Maria Acosta, a wife, mother and grandmother, lives with her large family in a too-small two-room apartment on the third floor of a dilapidated building on the outskirts of downtown Los Angeles.
Gifts, glitter and glee often take a backseat to long workdays, an overflow of worries and too many bills during the Christmas season.
But this year, Christmas arrived early.
On the morning of Dec. 20, Archbishop José Gomez knocked on the door of the modest Acosta home with a cheerful greeting, accompanied by Adopt-A-Family volunteers with box after box brimming with gifts for Acosta’s five grandsons.
Through happy tears, Acosta expressed her appreciation for the “enormous, marvelous blessing for my grandchildren, because sometimes we just don’t have enough to give them many of the things they want, or even what they need.”
“It’s a sad situation, but I feel so much happiness and pride today, because all of you are here to share these gifts with my son and his family,” she said. “God bless and protect all of you for all of your work and effort to make this a reality for us.”
The 2014 Adopt-A-Family “delivery day” began in the usual manner, during the dark, chilly, pre-dawn hours in the parking structure of the Cathedral of Our Lady of the Angels in downtown L.A., with volunteers of all ages sharing donuts, coffee and camaraderie while surrounded by enormous boxes overflowing with presents.

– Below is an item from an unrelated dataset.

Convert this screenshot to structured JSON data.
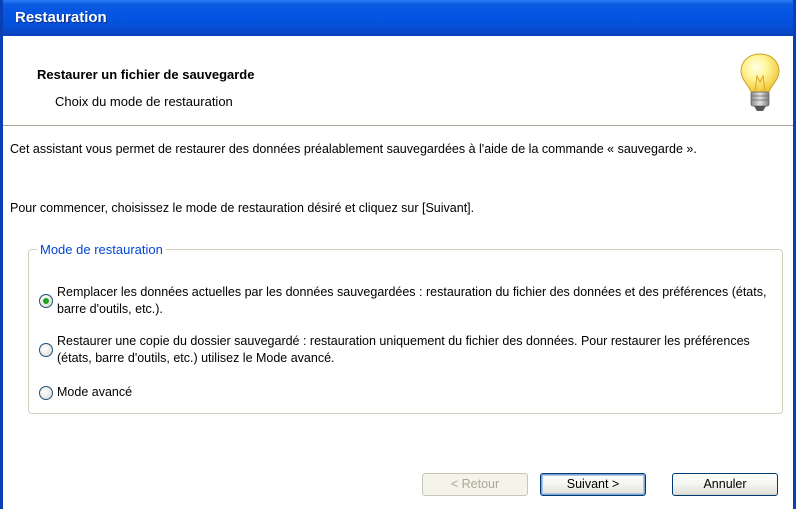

The archbishop led volunteers in a prayer at the Cathedral before they tackled the hours-long endeavor of gift deliveries to hundreds of needy families in and around the downtown area. The men, women and children volunteers then began the laborious task of loading boxes of presents into their vehicles and slowly filing out of the parking structure for deliveries.
“Feliz Navidad — Merry Christmas!” said a beaming Archbishop Gomez in greeting during his own morning gift deliveries to the Acostas and other surprised families. He passed out gifts to many happy, though often bashful, children, and spent a few minutes speaking with them and their parents before his next delivery.

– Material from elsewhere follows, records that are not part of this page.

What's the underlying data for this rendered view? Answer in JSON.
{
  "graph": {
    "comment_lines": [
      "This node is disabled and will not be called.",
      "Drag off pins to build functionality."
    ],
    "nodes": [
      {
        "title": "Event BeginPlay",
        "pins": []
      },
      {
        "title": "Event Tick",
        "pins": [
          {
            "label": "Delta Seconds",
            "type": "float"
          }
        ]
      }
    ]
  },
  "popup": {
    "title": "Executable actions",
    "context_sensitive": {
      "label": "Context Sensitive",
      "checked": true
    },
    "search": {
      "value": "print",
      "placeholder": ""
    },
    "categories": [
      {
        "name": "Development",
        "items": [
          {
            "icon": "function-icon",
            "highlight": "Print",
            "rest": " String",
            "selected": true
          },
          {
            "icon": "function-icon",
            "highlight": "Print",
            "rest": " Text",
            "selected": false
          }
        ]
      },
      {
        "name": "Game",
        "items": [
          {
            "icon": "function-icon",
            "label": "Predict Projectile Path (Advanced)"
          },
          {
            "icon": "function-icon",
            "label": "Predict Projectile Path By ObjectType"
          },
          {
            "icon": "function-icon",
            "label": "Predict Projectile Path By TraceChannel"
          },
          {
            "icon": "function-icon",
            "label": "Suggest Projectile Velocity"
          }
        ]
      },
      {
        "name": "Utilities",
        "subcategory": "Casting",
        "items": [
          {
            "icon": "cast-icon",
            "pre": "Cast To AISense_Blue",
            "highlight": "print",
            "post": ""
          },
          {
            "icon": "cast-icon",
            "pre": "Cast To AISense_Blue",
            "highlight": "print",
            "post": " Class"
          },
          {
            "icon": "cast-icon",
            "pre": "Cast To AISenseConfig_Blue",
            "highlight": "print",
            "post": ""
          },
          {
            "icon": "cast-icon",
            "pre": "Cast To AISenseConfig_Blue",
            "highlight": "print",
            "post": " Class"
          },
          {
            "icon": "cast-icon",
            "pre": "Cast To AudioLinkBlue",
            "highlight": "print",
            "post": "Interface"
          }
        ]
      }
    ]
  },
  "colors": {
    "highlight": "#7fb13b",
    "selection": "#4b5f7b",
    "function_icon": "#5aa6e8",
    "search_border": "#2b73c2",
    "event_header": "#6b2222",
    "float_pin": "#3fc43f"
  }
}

Msgr. Terrance Fleming launched the Adopt-A-Family program with 10 “adopted” families 24 years ago. This year the program helped 469 needy families with children — more than 1,800 kids total — who live in some of the bleakest and most dangerous neighborhoods around downtown L.A.
Families received household essentials, such as food, toiletries, clothing, blankets and school supplies, in addition to requested gifts for every child.
During late summer, program leaders began going door-to-door in overcrowded apartment buildings in low-income areas to conduct in-home interviews with qualifying households to assess their needs and the Christmas wishes of each boy and girl. Their wishes are granted thanks to the staff members and volunteers from across the archdiocese, who help conduct interviews, wrap presents and distribute gift boxes on delivery day.
Individuals, families, schools and business provide essential financial support.
According to Lydia Gamboa, associate director for the Adopt-a-Family program, 2014 was “an emotional and incredible year,” with more donors and volunteers than ever before to help ensure that “every child has a magical Christmas.”
The charitable nature of Gamboa’s work has rubbed off on her close relatives and extended family, like her husband, son, brother and many others, including Carmen Valencia, who has volunteered for the past five years and was on hand for the recent delivery day alongside her husband and their 3-year-old daughter.
“The foundation of wanting to help others comes from my faith,” said Valencia, a Catholic. In past years, she has assisted with household interviews and helped with gift-wrapping, but mostly enjoys volunteering for deliveries.
“It is always an emotional experience, meeting all those families, but it feels good at the same time, to be able to do something to help others,” she explained. “Getting the opportunity to do this is great, and sharing this experience with my family makes it even better. It really makes you appreciate what you have.”